> _EXERCISE INSTRUCTIONS_
Images are to be omitted, and the rest of the records reproduced exactly.

DATASET ENTRIES Block Start

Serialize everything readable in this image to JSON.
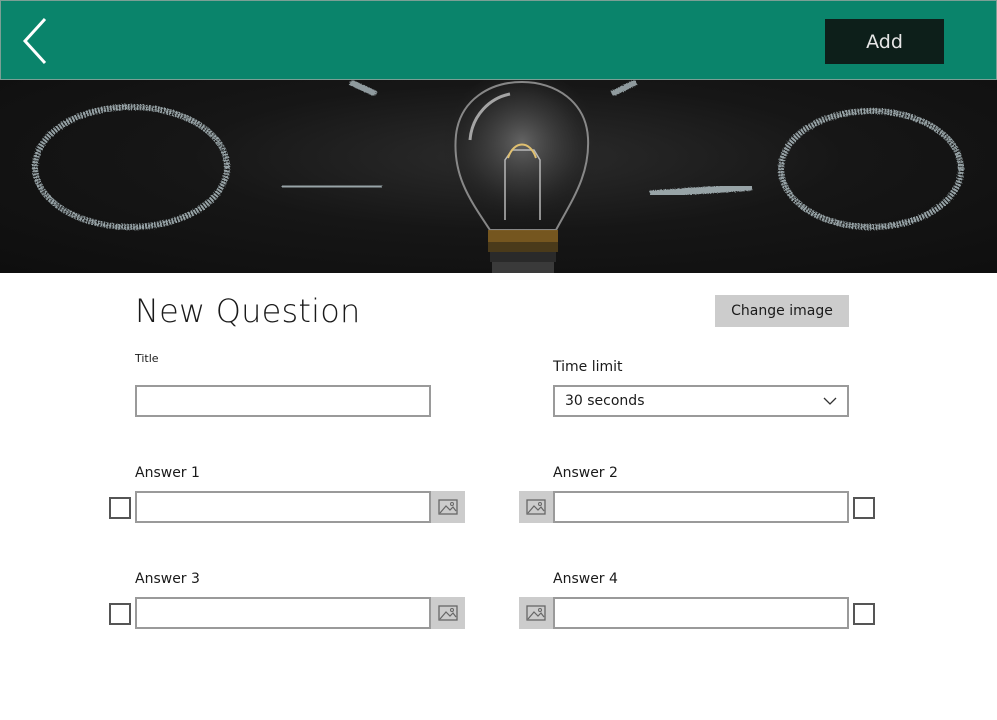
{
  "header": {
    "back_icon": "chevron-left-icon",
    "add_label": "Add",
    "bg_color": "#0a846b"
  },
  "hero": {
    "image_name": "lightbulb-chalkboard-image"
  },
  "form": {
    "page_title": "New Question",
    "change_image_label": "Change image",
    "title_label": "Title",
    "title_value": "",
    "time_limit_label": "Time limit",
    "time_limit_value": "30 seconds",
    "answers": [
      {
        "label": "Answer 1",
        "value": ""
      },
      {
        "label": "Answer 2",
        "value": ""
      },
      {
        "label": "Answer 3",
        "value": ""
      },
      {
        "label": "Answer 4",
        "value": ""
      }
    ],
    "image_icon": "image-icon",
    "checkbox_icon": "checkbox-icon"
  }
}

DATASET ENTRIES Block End

> _YOUR SOLUTION_
Serialize everything readable in this image to JSON.
{
  "header": {
    "back_icon": "chevron-left-icon",
    "add_label": "Add",
    "bg_color": "#0a846b"
  },
  "hero": {
    "image_name": "lightbulb-chalkboard-image"
  },
  "form": {
    "page_title": "New Question",
    "change_image_label": "Change image",
    "title_label": "Title",
    "title_value": "",
    "time_limit_label": "Time limit",
    "time_limit_value": "30 seconds",
    "answers": [
      {
        "label": "Answer 1",
        "value": ""
      },
      {
        "label": "Answer 2",
        "value": ""
      },
      {
        "label": "Answer 3",
        "value": ""
      },
      {
        "label": "Answer 4",
        "value": ""
      }
    ],
    "image_icon": "image-icon",
    "checkbox_icon": "checkbox-icon"
  }
}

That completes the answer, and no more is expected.